BEGIN

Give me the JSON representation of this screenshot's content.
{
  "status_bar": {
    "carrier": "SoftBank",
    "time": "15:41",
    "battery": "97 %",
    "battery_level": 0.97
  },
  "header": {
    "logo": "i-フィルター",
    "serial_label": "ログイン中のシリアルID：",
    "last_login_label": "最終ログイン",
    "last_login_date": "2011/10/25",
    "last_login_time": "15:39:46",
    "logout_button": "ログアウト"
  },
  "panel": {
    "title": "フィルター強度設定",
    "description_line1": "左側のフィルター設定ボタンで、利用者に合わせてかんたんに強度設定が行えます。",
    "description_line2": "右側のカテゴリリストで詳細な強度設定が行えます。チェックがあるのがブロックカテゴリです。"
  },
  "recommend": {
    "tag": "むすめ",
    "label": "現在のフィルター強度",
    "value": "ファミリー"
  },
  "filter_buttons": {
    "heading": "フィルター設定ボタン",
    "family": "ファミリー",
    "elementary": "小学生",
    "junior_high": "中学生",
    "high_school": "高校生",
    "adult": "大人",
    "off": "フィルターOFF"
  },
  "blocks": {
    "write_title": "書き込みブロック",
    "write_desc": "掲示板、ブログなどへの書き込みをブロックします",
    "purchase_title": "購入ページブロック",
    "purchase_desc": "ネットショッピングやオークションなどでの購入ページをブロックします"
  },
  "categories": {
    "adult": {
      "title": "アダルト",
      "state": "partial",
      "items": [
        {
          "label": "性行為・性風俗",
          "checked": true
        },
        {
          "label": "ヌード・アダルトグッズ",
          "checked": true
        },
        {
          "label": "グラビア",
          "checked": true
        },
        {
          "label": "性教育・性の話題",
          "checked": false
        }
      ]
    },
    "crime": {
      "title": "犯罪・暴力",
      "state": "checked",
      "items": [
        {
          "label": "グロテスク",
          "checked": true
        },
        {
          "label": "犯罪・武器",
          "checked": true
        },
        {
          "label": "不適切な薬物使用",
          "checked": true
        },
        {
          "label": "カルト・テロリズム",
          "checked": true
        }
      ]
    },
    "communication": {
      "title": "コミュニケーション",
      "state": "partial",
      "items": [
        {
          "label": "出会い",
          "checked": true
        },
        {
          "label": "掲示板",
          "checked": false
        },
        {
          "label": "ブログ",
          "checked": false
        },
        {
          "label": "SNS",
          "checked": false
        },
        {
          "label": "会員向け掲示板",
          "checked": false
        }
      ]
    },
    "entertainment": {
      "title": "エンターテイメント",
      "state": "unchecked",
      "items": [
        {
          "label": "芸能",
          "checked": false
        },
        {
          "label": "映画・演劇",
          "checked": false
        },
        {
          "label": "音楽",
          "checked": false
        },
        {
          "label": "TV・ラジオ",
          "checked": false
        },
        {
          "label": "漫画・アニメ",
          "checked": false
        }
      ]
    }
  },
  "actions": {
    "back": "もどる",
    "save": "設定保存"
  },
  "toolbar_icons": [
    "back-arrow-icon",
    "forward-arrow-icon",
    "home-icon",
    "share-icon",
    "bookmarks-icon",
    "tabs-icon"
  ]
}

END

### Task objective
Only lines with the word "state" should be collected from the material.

### Result of this task
      "state": "partial",
      "state": "checked",
      "state": "partial",
      "state": "unchecked",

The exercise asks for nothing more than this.